More Changes for Federal Contractors
OFCCP Publishes Sex Discrimination Final Rule
Last week, the Department of Labor’s (DOL) Office of Federal Contract Compliance Programs (OFCCP) released its Final Rule regarding the requirements that covered federal contractors must meet under the provisions of Executive Order 11246 prohibiting sex discrimination in employment.
The Final Rule represents the first updates to the sex discrimination guidelines since 1970, and represents a comprehensive revision to the regulations for covered federal contractors, including (but not limited to):
- Redefining “sex.” The final rule defines “sex” to include gender identity, transgender status, pregnancy, and sex stereotyping. Notably, in 2014, President Obama signed E.O. 13672, amending E.O. 11246 to prohibit federal contractors and subcontractors from discriminating on the bases of sexual orientation and gender identity. As a result, discrimination on the bases of gender identity and sexual orientation is unlawful under this Final Rule as well as under E.O. 13672 and the implementing regulations.
- Transgender facility access. The Final Rule expressly provides that denying transgender employees access to the restrooms, changing rooms, showers, and similar facilities designated for use by the gender with which they identify is an example of a discriminatory practice.
- Compensation Discrimination. The Final Rule also broadens the OFCCP’s concepts of wage discrimination and officially adopts the Lilly Ledbetter Fair Pay Act standard.
- Pregnancy Accommodation. According to the DOL the Final Rule “reflects” the Young v. UPS decision and specifies that denying accommodations for pregnancy, childbirth, or related medical conditions is unlawful disparate treatment where (i) the contractor denies accommodations only to employees affected by pregnancy, childbirth, or related conditions; (ii) the contractor provides accommodations to other employees whose abilities or inabilities to perform their job duties are similarly affected, the denial of accommodations to employees affected by pregnancy, childbirth, or related medical conditions imposes a significant burden on those employees, and the contractor’s asserted reasons for denying accommodations do not justify that burden; or (iii) intent to discriminate is otherwise shown.
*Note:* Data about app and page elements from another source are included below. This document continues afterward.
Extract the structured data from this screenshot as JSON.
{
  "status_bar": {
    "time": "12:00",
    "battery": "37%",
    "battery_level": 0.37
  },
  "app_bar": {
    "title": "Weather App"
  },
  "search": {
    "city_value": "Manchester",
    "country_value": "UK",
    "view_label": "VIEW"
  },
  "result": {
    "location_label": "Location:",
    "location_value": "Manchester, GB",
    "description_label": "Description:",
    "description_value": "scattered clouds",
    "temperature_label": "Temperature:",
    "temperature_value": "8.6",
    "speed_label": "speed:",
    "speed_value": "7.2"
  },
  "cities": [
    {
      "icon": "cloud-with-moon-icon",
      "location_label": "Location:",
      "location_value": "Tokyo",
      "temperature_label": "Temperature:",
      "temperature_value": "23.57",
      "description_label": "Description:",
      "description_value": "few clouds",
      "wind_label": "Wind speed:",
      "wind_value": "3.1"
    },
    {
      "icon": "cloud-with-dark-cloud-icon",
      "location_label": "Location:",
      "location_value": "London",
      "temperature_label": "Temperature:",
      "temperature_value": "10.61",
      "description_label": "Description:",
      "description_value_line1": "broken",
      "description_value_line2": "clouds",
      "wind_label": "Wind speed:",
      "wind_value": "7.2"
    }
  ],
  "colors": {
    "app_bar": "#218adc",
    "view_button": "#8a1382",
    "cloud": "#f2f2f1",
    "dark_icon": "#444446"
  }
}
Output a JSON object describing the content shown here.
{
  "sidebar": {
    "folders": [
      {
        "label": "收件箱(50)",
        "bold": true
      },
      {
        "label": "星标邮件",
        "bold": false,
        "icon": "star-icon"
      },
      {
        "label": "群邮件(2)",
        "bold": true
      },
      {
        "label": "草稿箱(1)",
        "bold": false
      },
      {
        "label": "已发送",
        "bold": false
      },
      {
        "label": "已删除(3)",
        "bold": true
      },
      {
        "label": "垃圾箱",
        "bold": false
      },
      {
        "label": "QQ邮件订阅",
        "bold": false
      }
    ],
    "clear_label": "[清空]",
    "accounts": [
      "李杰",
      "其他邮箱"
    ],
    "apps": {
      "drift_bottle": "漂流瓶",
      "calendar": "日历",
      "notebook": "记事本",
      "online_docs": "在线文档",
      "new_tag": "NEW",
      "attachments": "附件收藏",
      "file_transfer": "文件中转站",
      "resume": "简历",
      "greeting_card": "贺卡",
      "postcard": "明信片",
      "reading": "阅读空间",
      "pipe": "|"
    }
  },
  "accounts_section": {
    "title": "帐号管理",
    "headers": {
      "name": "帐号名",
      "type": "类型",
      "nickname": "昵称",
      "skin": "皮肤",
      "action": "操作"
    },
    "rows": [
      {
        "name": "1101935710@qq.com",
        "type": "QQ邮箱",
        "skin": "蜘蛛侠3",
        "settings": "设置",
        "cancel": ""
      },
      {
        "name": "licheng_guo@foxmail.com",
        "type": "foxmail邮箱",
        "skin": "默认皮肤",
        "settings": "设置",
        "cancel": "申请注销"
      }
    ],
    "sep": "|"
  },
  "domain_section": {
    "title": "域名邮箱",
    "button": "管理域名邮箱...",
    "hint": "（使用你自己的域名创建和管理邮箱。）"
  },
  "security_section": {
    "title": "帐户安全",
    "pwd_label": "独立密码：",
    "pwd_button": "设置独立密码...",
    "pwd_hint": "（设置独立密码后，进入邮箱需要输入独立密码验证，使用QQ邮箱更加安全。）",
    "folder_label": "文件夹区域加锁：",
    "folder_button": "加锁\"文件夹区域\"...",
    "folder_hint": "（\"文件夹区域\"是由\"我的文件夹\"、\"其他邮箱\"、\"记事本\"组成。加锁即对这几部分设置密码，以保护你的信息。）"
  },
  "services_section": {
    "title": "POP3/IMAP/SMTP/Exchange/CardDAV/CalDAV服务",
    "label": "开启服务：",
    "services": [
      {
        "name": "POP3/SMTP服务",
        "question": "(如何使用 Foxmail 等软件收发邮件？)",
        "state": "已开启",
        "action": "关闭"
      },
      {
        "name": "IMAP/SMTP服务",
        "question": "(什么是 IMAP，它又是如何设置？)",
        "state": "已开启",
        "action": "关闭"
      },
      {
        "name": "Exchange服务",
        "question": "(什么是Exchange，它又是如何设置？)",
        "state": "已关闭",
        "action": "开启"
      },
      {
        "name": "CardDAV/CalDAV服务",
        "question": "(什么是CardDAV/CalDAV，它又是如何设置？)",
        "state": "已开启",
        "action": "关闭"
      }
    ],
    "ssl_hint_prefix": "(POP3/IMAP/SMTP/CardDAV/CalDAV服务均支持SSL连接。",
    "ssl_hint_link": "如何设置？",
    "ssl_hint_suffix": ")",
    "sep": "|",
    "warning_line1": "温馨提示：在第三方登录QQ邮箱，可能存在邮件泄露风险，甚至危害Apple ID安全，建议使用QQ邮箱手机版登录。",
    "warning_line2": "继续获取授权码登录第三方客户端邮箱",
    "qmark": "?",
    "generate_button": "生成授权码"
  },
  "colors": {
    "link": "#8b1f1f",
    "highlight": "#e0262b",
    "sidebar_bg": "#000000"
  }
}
- Employee Leave. Additionally, to the extent that a covered contractor provides family, medical, or other leave, such leave must not be denied or provided differently on the basis of sex, and, specifically, that (among other things) contractors must provide job-guaranteed family leave, including any paid leave, for male employees on the same terms that family leave is provided for female employees.
The Final Rule generally applies to any business or organization that (1) holds a single federal contract, subcontract, or federally assisted construction contract or subcontract in excess of $10,000; (2) holds federal contracts or subcontracts that have a combined total in excess of $10,000 in any 12-month period; or (3) holds government bills of lading, serves as a depository of federal funds, or is an issuing and paying agency for U.S. savings bonds and notes in any amount. The Final Rule will be effective on August 15, 2016.
The DOL alleges these changes are designed to make the applicable regulations “consistent with current law.” However, the scope of many of these issues is still being contested in courts across the country. Despite some of these legal uncertainties, the DOL will likely argue that covered contractors contractually agreed to comply with these changes. As a result, the Final Rule has substantial implications for covered contractors as the DOL will closely monitor employers’ compliance with the rules. Federal contractors should review their policies and procedures in order to implement the required changes and ensure compliance in the event of an OFCCP audit.
For more information on the DOL’s Final Rule, affirmative action/OFCCP compliance concerns, conducting a self-audit, or other questions related to employment law, please contact Julie E. Byrne or any member of Frost Brown Todd’s Labor and Employment Practice Group.